Segment Open
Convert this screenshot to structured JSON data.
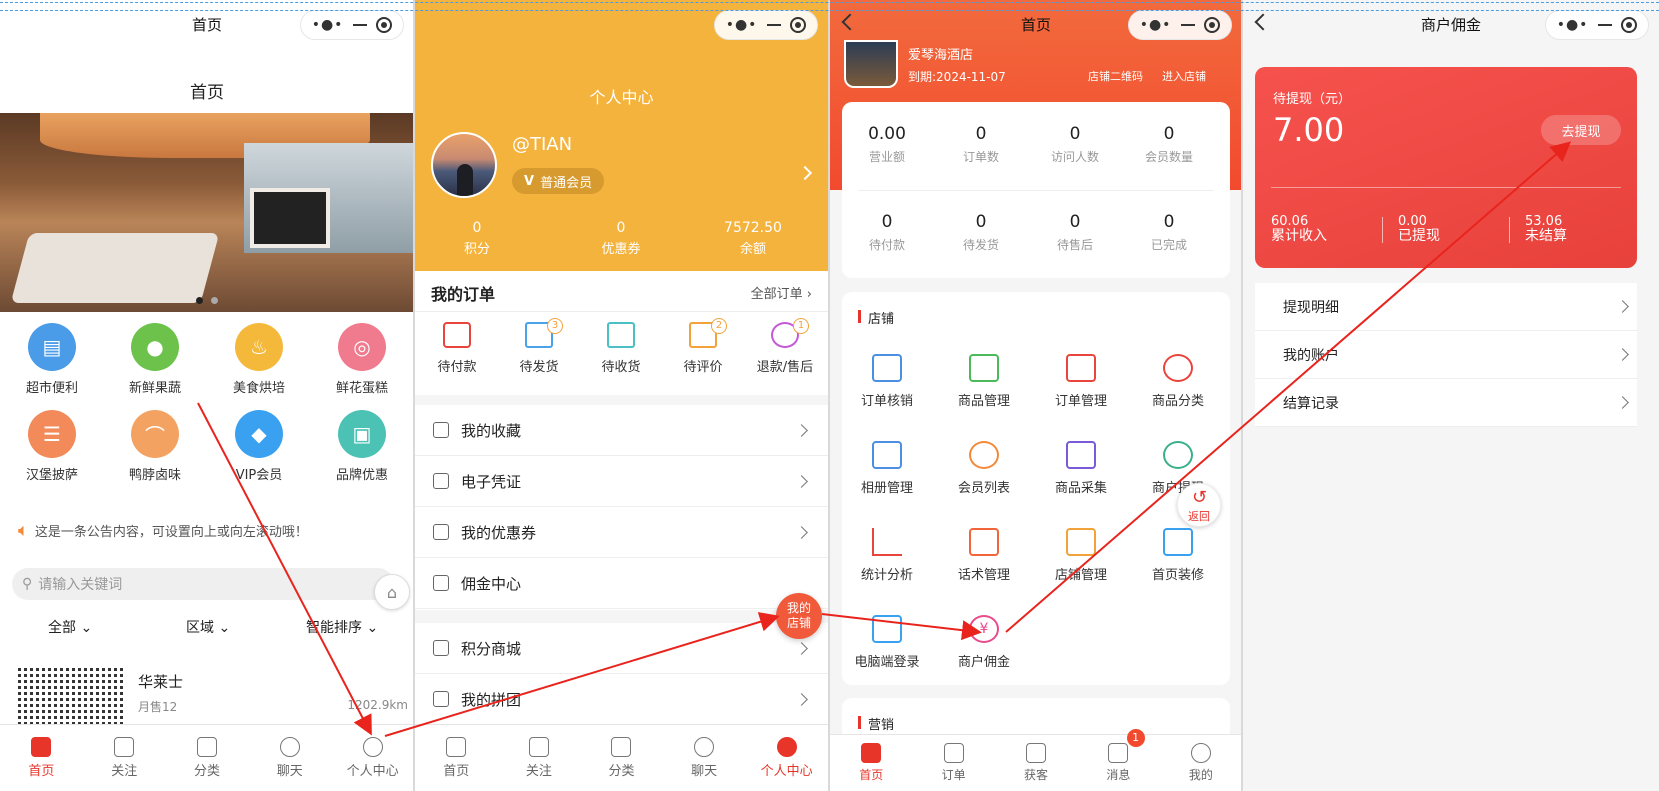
{
  "panel1": {
    "nav_title": "首页",
    "header_title": "首页",
    "categories": [
      {
        "label": "超市便利",
        "color": "#4a9be8"
      },
      {
        "label": "新鲜果蔬",
        "color": "#6cc24a"
      },
      {
        "label": "美食烘培",
        "color": "#f4b93a"
      },
      {
        "label": "鲜花蛋糕",
        "color": "#f07a8e"
      },
      {
        "label": "汉堡披萨",
        "color": "#f28a5a"
      },
      {
        "label": "鸭脖卤味",
        "color": "#f4a261"
      },
      {
        "label": "VIP会员",
        "color": "#3aa0f0"
      },
      {
        "label": "品牌优惠",
        "color": "#4cc2b4"
      }
    ],
    "notice": "这是一条公告内容，可设置向上或向左滚动哦！",
    "search_placeholder": "请输入关键词",
    "filters": [
      "全部",
      "区域",
      "智能排序"
    ],
    "store": {
      "name": "华莱士",
      "sales": "月售12",
      "distance": "1202.9km"
    },
    "tabs": [
      "首页",
      "关注",
      "分类",
      "聊天",
      "个人中心"
    ]
  },
  "panel2": {
    "title": "个人中心",
    "username": "@TIAN",
    "member_level": "普通会员",
    "stats": [
      {
        "value": "0",
        "label": "积分"
      },
      {
        "value": "0",
        "label": "优惠券"
      },
      {
        "value": "7572.50",
        "label": "余额"
      }
    ],
    "orders_title": "我的订单",
    "orders_all": "全部订单",
    "order_items": [
      {
        "label": "待付款",
        "badge": ""
      },
      {
        "label": "待发货",
        "badge": "3"
      },
      {
        "label": "待收货",
        "badge": ""
      },
      {
        "label": "待评价",
        "badge": "2"
      },
      {
        "label": "退款/售后",
        "badge": "1"
      }
    ],
    "menu": [
      "我的收藏",
      "电子凭证",
      "我的优惠券",
      "佣金中心"
    ],
    "menu2": [
      "积分商城",
      "我的拼团"
    ],
    "shop_float": "我的店铺",
    "tabs": [
      "首页",
      "关注",
      "分类",
      "聊天",
      "个人中心"
    ]
  },
  "panel3": {
    "nav_title": "首页",
    "shop_name": "爱琴海酒店",
    "expiry": "到期:2024-11-07",
    "qr_label": "店铺二维码",
    "enter_label": "进入店铺",
    "stats_row1": [
      {
        "value": "0.00",
        "label": "营业额"
      },
      {
        "value": "0",
        "label": "订单数"
      },
      {
        "value": "0",
        "label": "访问人数"
      },
      {
        "value": "0",
        "label": "会员数量"
      }
    ],
    "stats_row2": [
      {
        "value": "0",
        "label": "待付款"
      },
      {
        "value": "0",
        "label": "待发货"
      },
      {
        "value": "0",
        "label": "待售后"
      },
      {
        "value": "0",
        "label": "已完成"
      }
    ],
    "section_shop": "店铺",
    "grid": [
      "订单核销",
      "商品管理",
      "订单管理",
      "商品分类",
      "相册管理",
      "会员列表",
      "商品采集",
      "商户提现",
      "统计分析",
      "话术管理",
      "店铺管理",
      "首页装修",
      "电脑端登录",
      "商户佣金"
    ],
    "section_marketing": "营销",
    "back_float": "返回",
    "tabs": [
      "首页",
      "订单",
      "获客",
      "消息",
      "我的"
    ],
    "msg_badge": "1"
  },
  "panel4": {
    "nav_title": "商户佣金",
    "pending_label": "待提现（元）",
    "pending_value": "7.00",
    "withdraw_button": "去提现",
    "summary": [
      {
        "value": "60.06",
        "label": "累计收入"
      },
      {
        "value": "0.00",
        "label": "已提现"
      },
      {
        "value": "53.06",
        "label": "未结算"
      }
    ],
    "list": [
      "提现明细",
      "我的账户",
      "结算记录"
    ]
  }
}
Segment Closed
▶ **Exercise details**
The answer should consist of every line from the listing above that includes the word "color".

▶ **Task response**
        "color": "#4a9be8"
        "color": "#6cc24a"
        "color": "#f4b93a"
        "color": "#f07a8e"
        "color": "#f28a5a"
        "color": "#f4a261"
        "color": "#3aa0f0"
        "color": "#4cc2b4"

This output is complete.